==== Records for the exercise
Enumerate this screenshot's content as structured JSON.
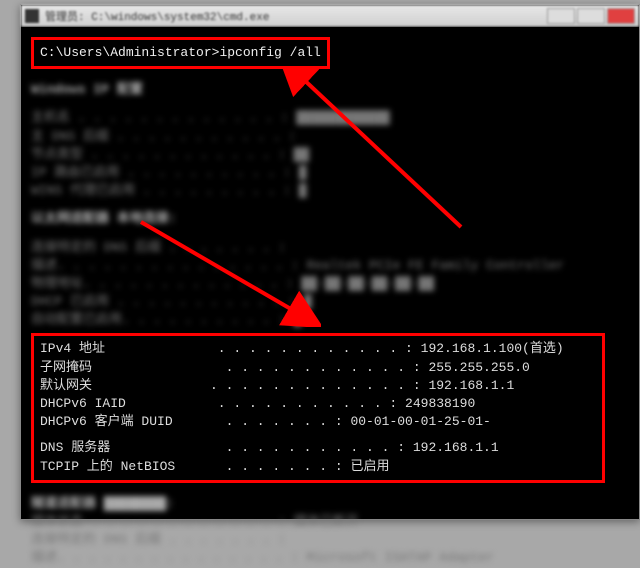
{
  "titlebar": {
    "title": "管理员: C:\\windows\\system32\\cmd.exe"
  },
  "terminal": {
    "prompt": "C:\\Users\\Administrator>",
    "command": "ipconfig /all",
    "blurred_header_1": "Windows IP 配置",
    "blurred_block_1_lines": [
      "主机名 . . . . . . . . . . . . . : ████████████",
      "主 DNS 后缀 . . . . . . . . . . . :",
      "节点类型  . . . . . . . . . . . . : ██",
      "IP 路由已启用 . . . . . . . . . . : █",
      "WINS 代理已启用 . . . . . . . . . : █"
    ],
    "blurred_header_2": "以太网适配器 本地连接:",
    "blurred_block_2_lines": [
      "连接特定的 DNS 后缀 . . . . . . . :",
      "描述. . . . . . . . . . . . . . . : Realtek PCIe FE Family Controller",
      "物理地址. . . . . . . . . . . . . : ██-██-██-██-██-██",
      "DHCP 已启用 . . . . . . . . . . . : █",
      "自动配置已启用. . . . . . . . . . : █"
    ],
    "details": {
      "ipv4_label": "IPv4 地址",
      "ipv4_value": "192.168.1.100(首选)",
      "subnet_label": "子网掩码",
      "subnet_value": "255.255.255.0",
      "gateway_label": "默认网关",
      "gateway_value": "192.168.1.1",
      "iaid_label": "DHCPv6 IAID",
      "iaid_value": "249838190",
      "duid_label": "DHCPv6 客户端 DUID",
      "duid_value": "00-01-00-01-25-01-",
      "dns_label": "DNS 服务器",
      "dns_value": "192.168.1.1",
      "netbios_label": "TCPIP 上的 NetBIOS",
      "netbios_value": "已启用"
    },
    "blurred_footer_lines": [
      "隧道适配器 ████████:",
      "",
      "媒体状态  . . . . . . . . . . . . : 媒体已断开",
      "连接特定的 DNS 后缀 . . . . . . . :",
      "描述. . . . . . . . . . . . . . . : Microsoft ISATAP Adapter"
    ]
  },
  "colors": {
    "highlight": "#ff0000",
    "terminal_bg": "#000000",
    "terminal_fg": "#dddddd"
  }
}
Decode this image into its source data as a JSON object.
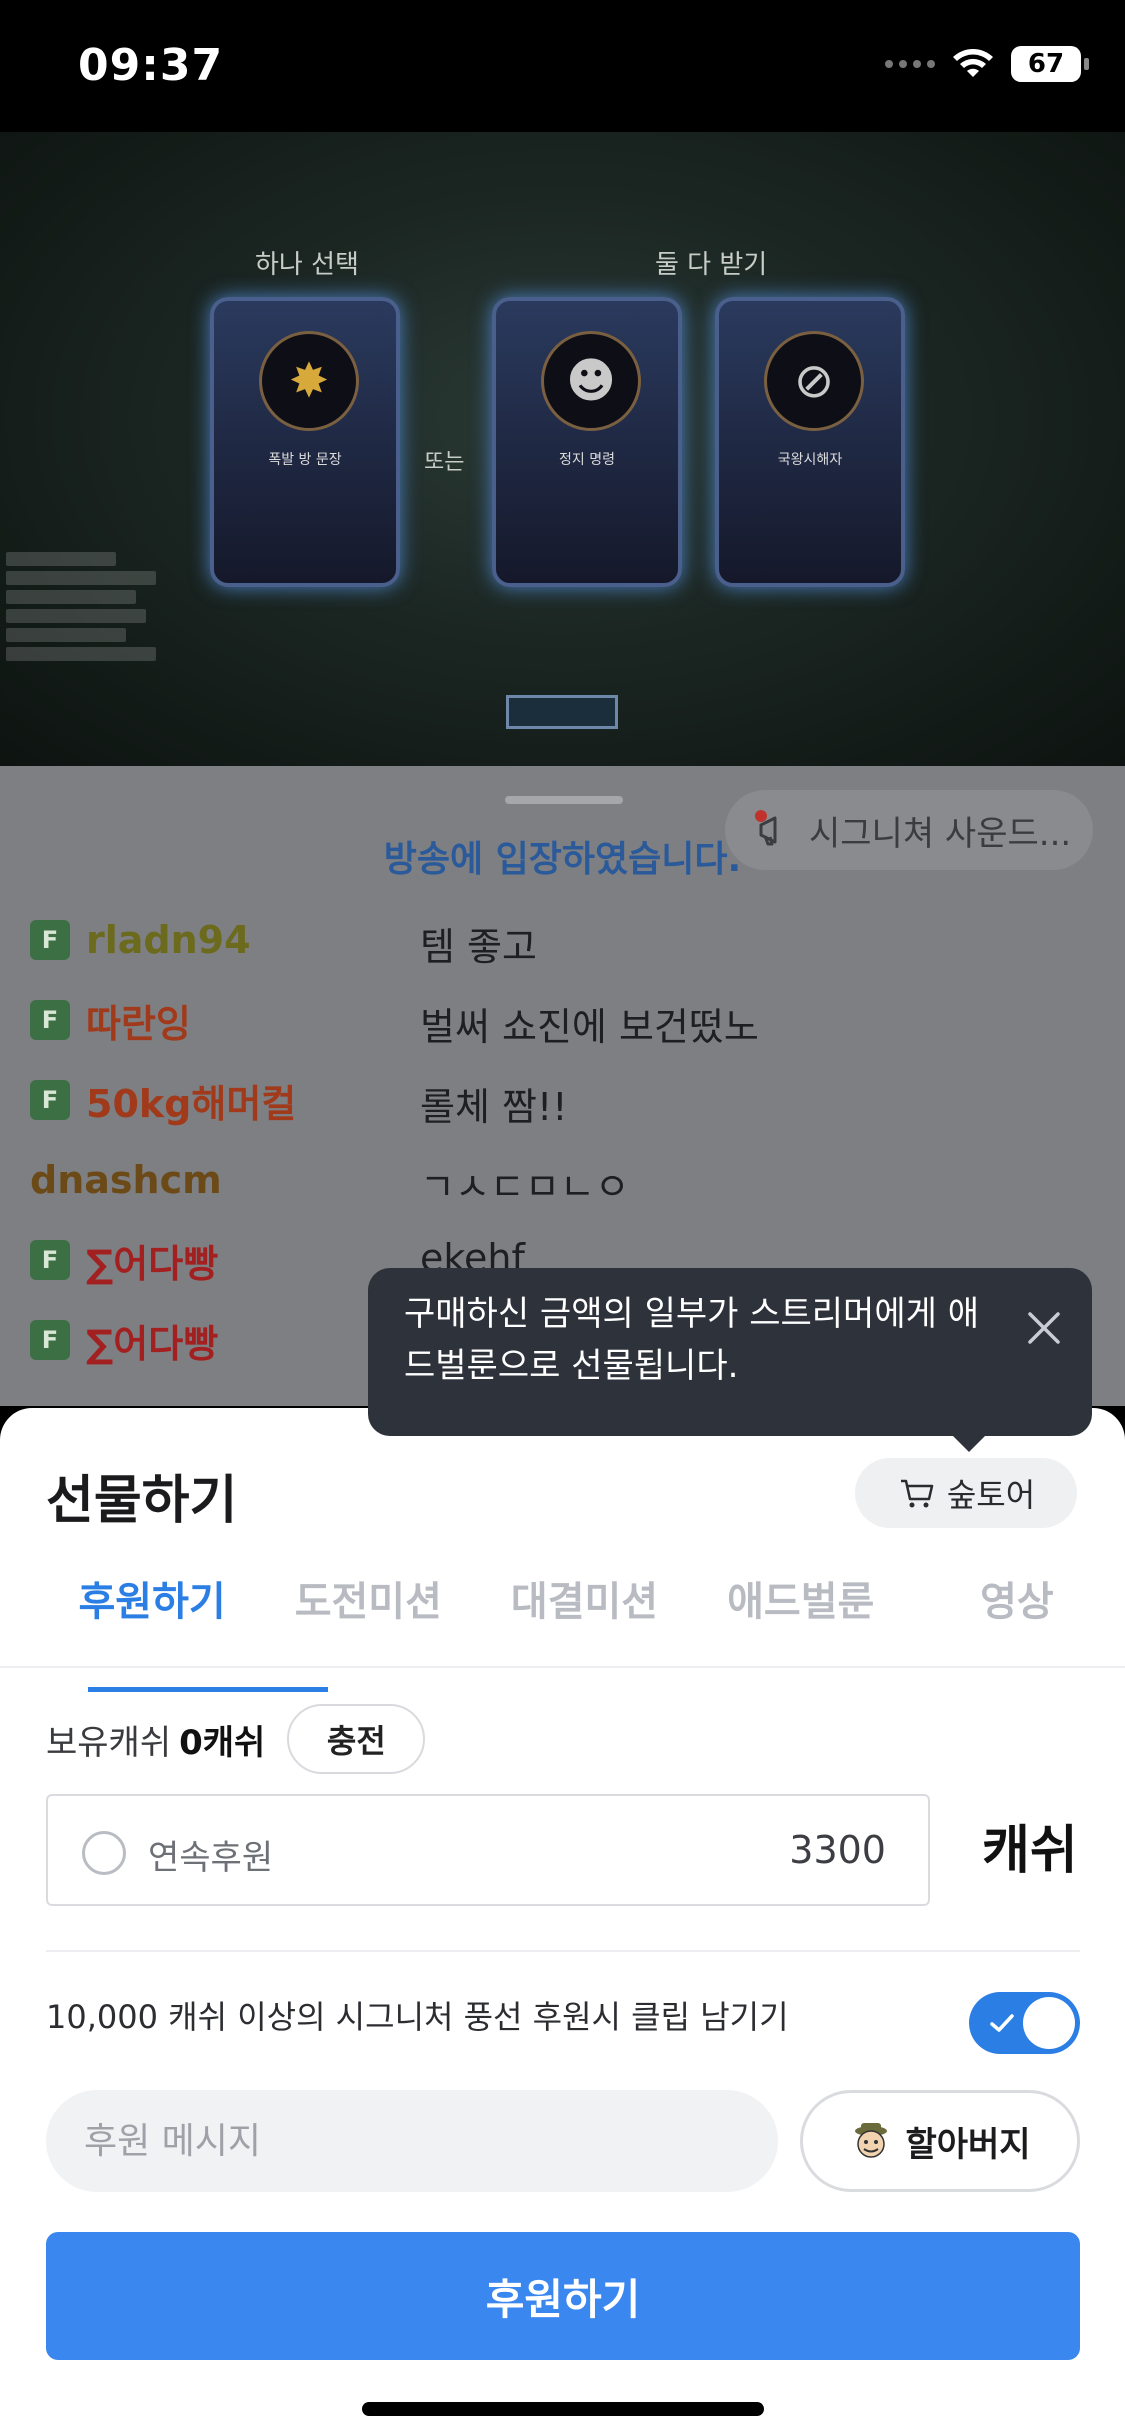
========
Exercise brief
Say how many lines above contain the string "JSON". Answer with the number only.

Task solution
2